Over the last few months, Mr. Musk has issued several strident calls to reopen the Fremont plant. After local officials ordered the plant closed, he tried to keep the plant open but was forced by the officials to shut it down in late March. In a conference call this past week to report Tesla’s earnings, he called the order “fascist.”
Mr. Musk has also underestimated the severity of the virus. In January, he said the coronavirus “would be no worse than the common cold.”
He is eager to get the plant running again because it produces almost all of the vehicles the company sells, and Tesla is unable to generate much revenue while it remains closed. A new, second plant in Shanghai reopened this year after Chinese officials eased restrictions on business activity.
Late on Thursday, Mr. Musk told Tesla employees the Fremont plant would open on Friday. The message was sent after Gov. Gavin Newsom said manufacturing companies could resume operations even as other businesses are to stay closed in the pandemic.
But a coalition of health officials from six counties in the Bay Area and the city of Berkeley have not yet gone that far in their most recent order, which was issued May 4.
That order allowed construction, landscaping, agricultural and other outdoor businesses to resume operations, but said that restaurants, bars or other indoor businesses “that do not permit physical distancing or have high-touch equipment” must remain closed.

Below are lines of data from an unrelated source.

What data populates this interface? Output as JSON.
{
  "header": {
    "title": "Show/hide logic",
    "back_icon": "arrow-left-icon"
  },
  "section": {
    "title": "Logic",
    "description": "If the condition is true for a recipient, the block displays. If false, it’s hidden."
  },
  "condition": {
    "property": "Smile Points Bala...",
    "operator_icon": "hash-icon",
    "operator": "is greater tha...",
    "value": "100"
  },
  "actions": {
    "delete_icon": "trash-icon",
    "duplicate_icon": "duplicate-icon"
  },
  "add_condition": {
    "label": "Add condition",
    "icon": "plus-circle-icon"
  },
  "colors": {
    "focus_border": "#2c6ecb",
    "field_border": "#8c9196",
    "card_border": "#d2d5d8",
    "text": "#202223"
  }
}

“Tesla has been informed that they do not meet these criteria and must not reopen,” a spokeswoman for Alameda County, Neetu Balram, said in a statement.
When state and local orders differ, “everyone must follow the stricter restrictions,” the May 4 order said.
Alameda County has reported 1,961 coronavirus cases and 70 deaths from the disease.
The official at the center of Mr. Musk’s attacks is the interim health director for Alameda County, Dr. Erica Pan. She is also an attending physician for pediatric infectious diseases at Children’s Hospital in Oakland and has studied the course of outbreaks of antibiotic-resistant bacterial infections and their effects on communities.